Last week, China announced that it would allow its currency to float. Analysts and investors were anticipating the news for quite some time, as evidenced by the dramatic inflow of cash to WisdomTree’s yuan exchange traded fund. But the yuan may not rise as much as people think.
The Economist reports that China decided to increase the flexibility of its currency. But the announcement was a bit vague, as it also pledged to keep the RMB exchange rate “stable at an adaptive and equilibrium level.” China also noted that its current account surplus narrowed from 11% of GDP in 2007 to 6.1% last year. This was used to point out that there is no justification for a large-scale yuan appreciation.
Tao Wang of UBS thinks that by the end of 2011, the exchange rate will be 6.2 yuan per dollar, compared to 6.83 now.
According to John Jannarone of The Wall Street Journal, the WisdomTree Dreyfus Chinese Yuan Fund (CYB) grew assets from $102 million to $760 million over the past year end May.

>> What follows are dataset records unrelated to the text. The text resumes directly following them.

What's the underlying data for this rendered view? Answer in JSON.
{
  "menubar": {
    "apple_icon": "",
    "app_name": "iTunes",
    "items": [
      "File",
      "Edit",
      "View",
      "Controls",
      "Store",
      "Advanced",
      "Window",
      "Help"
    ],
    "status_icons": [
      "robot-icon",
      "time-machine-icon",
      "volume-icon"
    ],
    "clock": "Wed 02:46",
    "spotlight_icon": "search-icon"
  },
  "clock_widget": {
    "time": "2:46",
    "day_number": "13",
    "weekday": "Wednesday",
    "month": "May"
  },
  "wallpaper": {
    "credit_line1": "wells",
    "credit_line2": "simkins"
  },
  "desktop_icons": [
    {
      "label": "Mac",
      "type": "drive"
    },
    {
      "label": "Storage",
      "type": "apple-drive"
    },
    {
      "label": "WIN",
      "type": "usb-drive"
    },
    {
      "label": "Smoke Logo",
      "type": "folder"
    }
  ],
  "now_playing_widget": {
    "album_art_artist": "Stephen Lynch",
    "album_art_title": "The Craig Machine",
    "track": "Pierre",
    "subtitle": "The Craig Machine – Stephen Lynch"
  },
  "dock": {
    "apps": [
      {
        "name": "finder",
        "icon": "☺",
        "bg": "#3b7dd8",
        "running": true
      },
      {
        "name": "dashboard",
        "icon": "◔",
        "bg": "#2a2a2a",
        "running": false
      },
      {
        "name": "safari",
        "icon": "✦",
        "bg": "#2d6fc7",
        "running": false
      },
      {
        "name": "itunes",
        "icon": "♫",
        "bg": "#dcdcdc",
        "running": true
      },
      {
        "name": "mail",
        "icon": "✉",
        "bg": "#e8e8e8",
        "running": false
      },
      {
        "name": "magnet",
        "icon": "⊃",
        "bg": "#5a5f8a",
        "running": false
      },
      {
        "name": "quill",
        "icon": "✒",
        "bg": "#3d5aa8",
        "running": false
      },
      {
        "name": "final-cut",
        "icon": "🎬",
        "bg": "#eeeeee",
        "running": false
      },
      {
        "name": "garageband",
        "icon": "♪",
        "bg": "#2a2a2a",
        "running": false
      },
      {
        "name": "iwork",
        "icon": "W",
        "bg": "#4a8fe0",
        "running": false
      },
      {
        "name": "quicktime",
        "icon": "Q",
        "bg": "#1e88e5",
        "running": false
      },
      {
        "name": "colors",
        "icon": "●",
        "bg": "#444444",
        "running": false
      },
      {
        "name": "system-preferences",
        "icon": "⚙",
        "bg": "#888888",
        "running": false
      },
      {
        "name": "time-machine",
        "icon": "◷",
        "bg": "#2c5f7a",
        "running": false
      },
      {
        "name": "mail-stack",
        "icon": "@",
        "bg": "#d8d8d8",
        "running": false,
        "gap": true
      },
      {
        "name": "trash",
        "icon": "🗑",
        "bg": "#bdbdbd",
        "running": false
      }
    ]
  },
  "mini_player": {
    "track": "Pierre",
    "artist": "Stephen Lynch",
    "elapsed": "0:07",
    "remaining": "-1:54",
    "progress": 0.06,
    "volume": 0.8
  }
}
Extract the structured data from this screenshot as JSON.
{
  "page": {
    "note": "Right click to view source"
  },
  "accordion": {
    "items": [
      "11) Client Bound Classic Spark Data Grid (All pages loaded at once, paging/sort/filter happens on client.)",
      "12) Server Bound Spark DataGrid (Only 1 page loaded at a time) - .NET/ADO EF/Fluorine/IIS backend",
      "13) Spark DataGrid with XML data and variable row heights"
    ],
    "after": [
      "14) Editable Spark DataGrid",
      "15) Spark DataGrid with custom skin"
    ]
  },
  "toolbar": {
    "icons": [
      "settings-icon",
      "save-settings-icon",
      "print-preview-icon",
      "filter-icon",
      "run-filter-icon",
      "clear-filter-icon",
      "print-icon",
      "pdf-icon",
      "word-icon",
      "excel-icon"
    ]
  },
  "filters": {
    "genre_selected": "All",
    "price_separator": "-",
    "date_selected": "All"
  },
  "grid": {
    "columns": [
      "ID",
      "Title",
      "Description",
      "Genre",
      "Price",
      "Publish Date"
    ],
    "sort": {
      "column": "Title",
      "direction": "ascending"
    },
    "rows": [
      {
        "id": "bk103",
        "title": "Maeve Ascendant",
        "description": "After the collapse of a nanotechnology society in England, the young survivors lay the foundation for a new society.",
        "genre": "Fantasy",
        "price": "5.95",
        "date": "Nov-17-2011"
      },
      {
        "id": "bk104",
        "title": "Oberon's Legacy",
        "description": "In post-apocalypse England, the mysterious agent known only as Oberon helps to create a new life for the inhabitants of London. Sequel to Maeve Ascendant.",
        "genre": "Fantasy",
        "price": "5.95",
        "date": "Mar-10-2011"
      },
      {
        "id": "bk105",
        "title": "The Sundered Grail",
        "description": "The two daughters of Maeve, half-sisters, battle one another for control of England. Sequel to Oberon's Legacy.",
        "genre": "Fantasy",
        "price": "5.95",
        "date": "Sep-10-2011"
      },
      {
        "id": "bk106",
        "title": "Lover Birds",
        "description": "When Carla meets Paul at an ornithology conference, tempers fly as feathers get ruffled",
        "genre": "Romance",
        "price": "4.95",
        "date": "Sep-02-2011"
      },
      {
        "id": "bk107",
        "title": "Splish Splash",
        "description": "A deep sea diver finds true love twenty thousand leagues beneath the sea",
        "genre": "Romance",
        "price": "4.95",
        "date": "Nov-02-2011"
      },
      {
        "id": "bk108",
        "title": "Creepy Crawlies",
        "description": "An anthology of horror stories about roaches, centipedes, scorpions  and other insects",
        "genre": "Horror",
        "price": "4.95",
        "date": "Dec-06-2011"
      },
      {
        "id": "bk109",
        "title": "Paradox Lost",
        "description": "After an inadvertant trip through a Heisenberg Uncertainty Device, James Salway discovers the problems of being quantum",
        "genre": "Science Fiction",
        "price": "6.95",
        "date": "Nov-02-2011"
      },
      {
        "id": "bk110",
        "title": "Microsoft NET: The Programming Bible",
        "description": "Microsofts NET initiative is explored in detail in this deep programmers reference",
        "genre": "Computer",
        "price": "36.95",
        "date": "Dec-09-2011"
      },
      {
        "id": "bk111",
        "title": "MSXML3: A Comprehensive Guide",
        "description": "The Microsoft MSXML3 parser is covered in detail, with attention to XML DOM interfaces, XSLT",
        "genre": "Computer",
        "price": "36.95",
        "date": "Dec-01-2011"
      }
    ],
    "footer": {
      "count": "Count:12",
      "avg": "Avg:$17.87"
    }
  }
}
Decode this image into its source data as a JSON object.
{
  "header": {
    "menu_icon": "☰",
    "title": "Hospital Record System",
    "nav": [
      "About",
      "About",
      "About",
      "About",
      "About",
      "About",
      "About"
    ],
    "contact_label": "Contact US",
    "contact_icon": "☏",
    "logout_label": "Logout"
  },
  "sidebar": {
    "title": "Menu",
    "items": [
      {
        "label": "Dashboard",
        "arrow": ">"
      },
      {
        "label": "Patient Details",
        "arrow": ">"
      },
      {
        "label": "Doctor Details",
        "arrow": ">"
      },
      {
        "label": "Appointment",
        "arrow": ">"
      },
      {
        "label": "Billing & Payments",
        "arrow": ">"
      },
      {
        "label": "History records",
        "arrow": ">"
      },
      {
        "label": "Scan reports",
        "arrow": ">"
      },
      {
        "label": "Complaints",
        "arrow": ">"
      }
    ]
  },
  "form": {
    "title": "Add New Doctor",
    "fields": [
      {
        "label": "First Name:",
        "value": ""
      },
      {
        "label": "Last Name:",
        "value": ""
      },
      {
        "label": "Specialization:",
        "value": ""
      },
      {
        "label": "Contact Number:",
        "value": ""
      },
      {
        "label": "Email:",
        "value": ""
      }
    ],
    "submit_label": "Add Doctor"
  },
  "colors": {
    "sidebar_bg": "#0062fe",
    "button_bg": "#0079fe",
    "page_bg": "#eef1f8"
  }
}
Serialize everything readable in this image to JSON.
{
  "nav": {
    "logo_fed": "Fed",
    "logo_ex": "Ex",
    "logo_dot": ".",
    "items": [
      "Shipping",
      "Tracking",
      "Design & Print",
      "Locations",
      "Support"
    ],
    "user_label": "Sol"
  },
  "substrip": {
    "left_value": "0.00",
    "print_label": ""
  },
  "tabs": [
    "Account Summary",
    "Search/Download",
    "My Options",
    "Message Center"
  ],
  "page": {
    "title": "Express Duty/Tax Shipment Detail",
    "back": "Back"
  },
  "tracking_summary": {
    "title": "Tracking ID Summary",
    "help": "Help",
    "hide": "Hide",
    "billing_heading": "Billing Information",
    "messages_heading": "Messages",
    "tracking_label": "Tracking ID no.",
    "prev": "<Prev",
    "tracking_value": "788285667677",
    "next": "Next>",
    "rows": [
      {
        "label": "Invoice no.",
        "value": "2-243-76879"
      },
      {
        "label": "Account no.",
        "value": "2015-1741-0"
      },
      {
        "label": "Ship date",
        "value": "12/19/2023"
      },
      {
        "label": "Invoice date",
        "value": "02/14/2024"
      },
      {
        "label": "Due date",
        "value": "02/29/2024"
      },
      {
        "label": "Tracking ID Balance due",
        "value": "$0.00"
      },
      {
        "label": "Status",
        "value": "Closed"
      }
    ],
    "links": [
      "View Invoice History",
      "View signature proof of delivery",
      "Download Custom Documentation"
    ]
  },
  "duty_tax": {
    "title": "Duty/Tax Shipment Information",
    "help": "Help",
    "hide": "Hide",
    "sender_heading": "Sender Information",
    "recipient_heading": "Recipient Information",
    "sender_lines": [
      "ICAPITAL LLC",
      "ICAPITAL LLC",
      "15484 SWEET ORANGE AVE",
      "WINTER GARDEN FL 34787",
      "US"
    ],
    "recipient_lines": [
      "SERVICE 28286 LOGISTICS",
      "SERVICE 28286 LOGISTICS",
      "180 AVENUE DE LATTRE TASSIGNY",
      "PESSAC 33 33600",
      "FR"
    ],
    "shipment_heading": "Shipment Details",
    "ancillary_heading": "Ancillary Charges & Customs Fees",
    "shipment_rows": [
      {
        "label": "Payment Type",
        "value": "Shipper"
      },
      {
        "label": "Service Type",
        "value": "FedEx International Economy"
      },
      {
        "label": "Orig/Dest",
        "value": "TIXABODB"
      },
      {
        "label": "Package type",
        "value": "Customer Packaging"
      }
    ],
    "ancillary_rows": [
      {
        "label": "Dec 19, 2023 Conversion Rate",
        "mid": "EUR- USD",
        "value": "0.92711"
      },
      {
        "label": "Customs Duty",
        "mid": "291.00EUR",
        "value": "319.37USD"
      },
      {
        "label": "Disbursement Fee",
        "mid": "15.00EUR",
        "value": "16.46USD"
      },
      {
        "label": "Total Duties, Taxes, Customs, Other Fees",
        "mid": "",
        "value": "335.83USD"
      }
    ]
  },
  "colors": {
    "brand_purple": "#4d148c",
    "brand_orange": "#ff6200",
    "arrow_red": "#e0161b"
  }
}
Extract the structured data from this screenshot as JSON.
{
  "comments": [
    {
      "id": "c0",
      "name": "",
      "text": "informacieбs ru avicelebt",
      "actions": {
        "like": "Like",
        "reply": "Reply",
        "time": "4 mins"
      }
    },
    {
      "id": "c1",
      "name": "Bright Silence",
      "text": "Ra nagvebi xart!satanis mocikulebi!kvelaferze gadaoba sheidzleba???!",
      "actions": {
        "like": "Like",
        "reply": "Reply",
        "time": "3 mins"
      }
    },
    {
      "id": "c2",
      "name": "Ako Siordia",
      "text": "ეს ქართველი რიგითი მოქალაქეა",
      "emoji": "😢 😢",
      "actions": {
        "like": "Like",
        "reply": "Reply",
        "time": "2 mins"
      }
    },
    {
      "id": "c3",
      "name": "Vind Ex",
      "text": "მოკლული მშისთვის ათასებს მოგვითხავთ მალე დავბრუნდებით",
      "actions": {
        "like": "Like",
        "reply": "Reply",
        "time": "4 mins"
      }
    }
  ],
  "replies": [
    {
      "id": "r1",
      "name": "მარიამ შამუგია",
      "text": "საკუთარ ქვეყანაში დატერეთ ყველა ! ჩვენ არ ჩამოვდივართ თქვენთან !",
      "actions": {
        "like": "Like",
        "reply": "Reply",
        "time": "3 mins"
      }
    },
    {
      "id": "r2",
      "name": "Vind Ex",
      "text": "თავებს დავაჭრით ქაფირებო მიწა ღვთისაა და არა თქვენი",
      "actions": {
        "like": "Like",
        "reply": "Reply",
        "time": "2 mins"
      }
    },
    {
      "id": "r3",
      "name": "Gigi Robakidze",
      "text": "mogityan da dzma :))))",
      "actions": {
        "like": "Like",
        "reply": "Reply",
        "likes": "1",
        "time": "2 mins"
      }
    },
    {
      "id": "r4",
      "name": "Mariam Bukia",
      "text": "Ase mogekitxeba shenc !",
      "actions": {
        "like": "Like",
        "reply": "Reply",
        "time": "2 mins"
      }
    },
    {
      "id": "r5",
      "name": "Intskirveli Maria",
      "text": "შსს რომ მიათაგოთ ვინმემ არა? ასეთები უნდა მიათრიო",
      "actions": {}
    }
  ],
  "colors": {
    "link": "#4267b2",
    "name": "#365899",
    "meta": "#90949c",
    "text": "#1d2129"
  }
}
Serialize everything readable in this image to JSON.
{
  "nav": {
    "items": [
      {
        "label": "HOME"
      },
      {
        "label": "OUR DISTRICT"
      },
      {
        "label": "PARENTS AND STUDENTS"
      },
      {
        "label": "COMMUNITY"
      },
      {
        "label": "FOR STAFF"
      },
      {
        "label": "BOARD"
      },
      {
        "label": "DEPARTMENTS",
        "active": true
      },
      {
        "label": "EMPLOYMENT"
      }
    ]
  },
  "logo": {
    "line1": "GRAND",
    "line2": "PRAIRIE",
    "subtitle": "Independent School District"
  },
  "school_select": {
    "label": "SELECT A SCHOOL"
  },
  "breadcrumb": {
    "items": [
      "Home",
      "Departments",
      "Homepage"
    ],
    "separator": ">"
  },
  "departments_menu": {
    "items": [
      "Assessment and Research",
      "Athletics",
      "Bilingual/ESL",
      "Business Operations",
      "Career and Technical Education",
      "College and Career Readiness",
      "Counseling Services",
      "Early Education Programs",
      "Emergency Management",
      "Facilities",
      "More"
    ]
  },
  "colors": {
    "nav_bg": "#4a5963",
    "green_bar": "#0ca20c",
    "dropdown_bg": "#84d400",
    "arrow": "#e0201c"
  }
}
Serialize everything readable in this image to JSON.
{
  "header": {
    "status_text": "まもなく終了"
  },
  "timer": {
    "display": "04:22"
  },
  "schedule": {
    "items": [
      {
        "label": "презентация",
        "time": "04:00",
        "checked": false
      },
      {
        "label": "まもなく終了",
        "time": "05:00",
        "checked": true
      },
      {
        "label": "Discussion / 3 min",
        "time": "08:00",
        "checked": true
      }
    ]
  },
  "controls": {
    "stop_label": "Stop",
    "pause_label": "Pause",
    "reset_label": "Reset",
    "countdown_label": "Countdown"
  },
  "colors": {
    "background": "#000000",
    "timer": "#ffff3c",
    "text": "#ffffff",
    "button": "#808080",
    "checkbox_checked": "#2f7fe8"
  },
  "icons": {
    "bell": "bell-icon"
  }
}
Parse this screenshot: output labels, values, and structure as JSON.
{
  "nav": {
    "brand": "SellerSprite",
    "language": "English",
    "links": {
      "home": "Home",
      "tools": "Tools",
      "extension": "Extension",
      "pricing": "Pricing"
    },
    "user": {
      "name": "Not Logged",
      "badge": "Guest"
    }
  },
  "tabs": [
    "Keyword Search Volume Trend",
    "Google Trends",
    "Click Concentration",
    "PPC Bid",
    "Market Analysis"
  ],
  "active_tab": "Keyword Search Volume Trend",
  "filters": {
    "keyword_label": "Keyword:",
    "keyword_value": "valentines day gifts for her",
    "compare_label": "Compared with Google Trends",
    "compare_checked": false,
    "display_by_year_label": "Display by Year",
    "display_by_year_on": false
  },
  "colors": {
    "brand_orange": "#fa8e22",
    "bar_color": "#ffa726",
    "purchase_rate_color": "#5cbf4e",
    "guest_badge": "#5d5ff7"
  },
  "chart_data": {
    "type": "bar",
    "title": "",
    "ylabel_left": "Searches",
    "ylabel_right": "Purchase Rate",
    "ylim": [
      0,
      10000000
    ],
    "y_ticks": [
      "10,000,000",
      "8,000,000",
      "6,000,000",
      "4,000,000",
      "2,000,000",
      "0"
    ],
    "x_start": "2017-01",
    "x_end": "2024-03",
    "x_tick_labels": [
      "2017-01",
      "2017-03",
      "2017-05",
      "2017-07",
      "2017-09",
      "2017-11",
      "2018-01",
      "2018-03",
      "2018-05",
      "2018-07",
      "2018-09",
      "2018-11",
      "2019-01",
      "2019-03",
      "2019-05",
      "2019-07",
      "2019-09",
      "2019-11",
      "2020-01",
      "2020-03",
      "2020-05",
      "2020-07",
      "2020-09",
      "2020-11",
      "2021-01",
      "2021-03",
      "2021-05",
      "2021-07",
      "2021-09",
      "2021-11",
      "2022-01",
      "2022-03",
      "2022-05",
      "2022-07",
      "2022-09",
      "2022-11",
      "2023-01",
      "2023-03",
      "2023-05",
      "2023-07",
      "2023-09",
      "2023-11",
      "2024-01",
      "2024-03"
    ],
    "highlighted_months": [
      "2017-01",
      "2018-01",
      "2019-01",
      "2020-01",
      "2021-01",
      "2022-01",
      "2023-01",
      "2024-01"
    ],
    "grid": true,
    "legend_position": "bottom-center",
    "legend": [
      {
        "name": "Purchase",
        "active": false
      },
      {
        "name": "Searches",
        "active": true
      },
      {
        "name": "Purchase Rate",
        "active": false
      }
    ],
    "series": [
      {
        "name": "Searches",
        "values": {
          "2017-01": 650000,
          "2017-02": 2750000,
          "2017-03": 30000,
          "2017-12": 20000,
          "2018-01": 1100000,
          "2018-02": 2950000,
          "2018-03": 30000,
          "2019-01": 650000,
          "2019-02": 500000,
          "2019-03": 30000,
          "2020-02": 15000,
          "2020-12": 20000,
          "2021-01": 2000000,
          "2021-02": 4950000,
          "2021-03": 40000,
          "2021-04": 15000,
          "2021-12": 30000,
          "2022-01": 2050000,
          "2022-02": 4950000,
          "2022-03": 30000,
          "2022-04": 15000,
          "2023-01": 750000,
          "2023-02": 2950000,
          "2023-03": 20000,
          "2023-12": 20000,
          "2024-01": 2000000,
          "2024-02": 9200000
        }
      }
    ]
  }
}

Despite widespread speculation that the Chinese government would allow its currency to rise and the dramatic inflows into CYB, investors have seen little reward thus far. Give it time, though; after all, the ETF is up 0.6% in the last week.
Does that signal an uptrend? Not necessarily.
Jannarone is not optimistic about future returns. He reports that CYB’s manager “paid a premium above the spot rate because the market already had priced in currency appreciation down the line.”
Jannarone thinks that in order for CYB to profit, the market will have to underestimate the pace of the yuan’s appreciation. But, as Wang pointed out, the likelihood of a large price appreciation does not seem likely, especially given China’s resistance in revaluing its currency in the first place.
Sumin Kim contributed to this article.